As sales of sport utility vehicles, or SUVs, have soared in recent years, the vehicles have slowly traded some off-road capability for street smarts and a smoother ride.
Most are surprisingly carlike in their handling, and it's not unusual for a "sport ute" to sport a CD player, keyless entry, air bags, anti-lock brakes, heated mirrors, cruise control, sunroof and even leather interior.But SUVs can still take on the meanest streets, and when driven sensibly they can provide you and your passengers a measure of security. They give a commanding view of the road, and recent government studies indicate that in collisions with cars, sport utes provide better protection.
There's a sport ute for every buyer, starting with the so-called minis, such as the Suzuki Sidekick (which sells for about $15,700). At the other end of the spectrum, full-size SUVs strive for either an incongruous mix of toughness and luxury, a la the Range Rover HSE ($56,620), or the paramilitary demeanor of the AMG Hummer ($61,000).
If the wide range of prices boggles your mind, prepare for some real confusion: Despite their seemingly singular purpose, sport utilities range from wimp to ruffian when it comes to tackling inclement weather.

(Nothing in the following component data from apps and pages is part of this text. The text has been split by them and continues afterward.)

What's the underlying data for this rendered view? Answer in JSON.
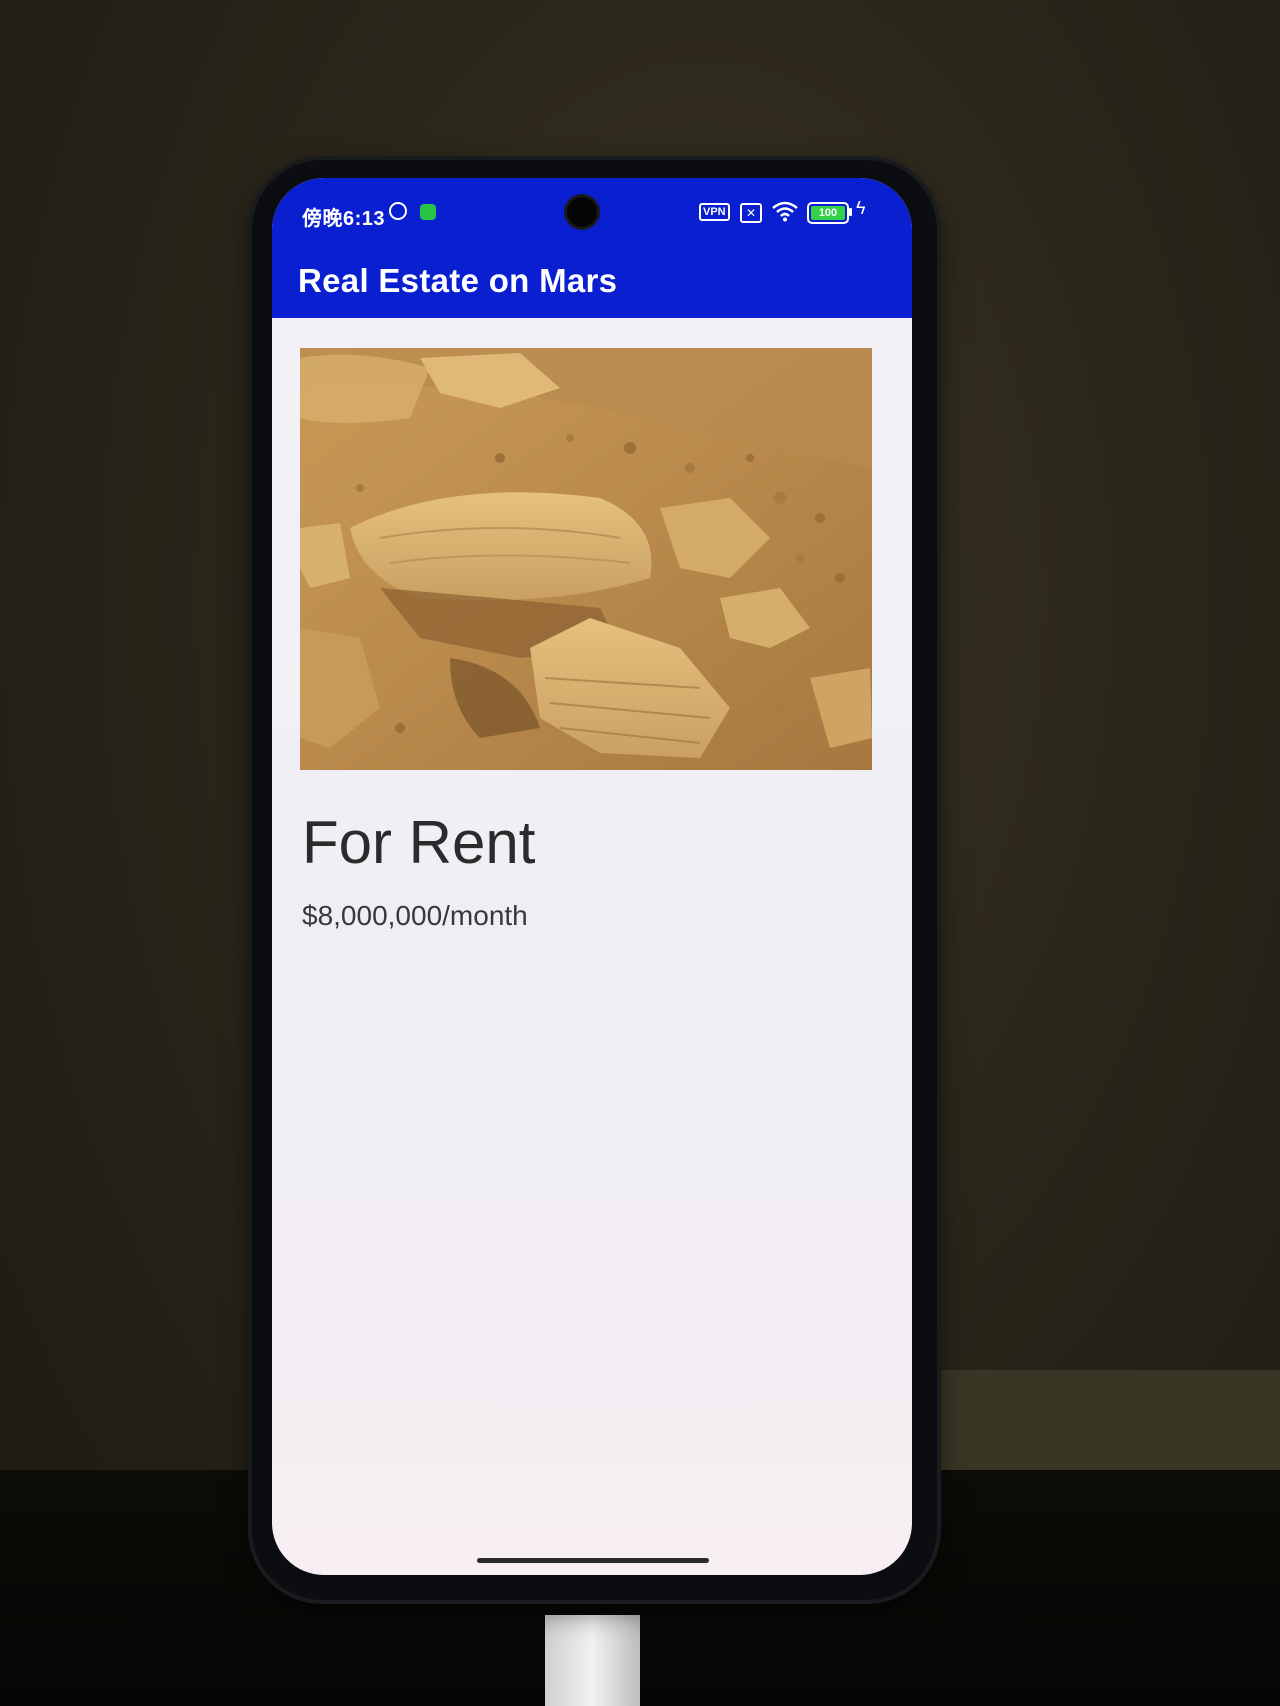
{
  "status_bar": {
    "time": "傍晚6:13",
    "vpn_label": "VPN",
    "sim_label": "✕",
    "battery_level": "100",
    "icons": [
      "alarm-icon",
      "app-notification-icon",
      "vpn-icon",
      "sim-icon",
      "wifi-icon",
      "battery-icon",
      "charging-icon"
    ],
    "bar_color": "#0a1fd0"
  },
  "app_bar": {
    "title": "Real Estate on Mars",
    "color": "#0a1fd0"
  },
  "listing": {
    "photo_icon": "mars-surface-photo",
    "type": "For Rent",
    "price": "$8,000,000/month"
  }
}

Two-wheel-drive SUVs are a lot like family sedans when confronted with anything but warm weather and dry surfaces. Their all-wheel-drive counterparts are good to go in slippery weather and snow, while the traditional four-wheel-drive is as much at home on the highway as it is crossing brooks and mountains.
So the questions become, what do you really need, and how much should you spend to get a vehicle that suits your needs?
Today's sport utes usually offer some version of all-wheel drive or part-time four-wheel drive. With all-wheel drive, power is directed to the wheels as needed. With four-wheel drive, the front and rear axles are locked and power is locked into all four wheels, all the time. In this mode, you shouldn't drive on dry pavement.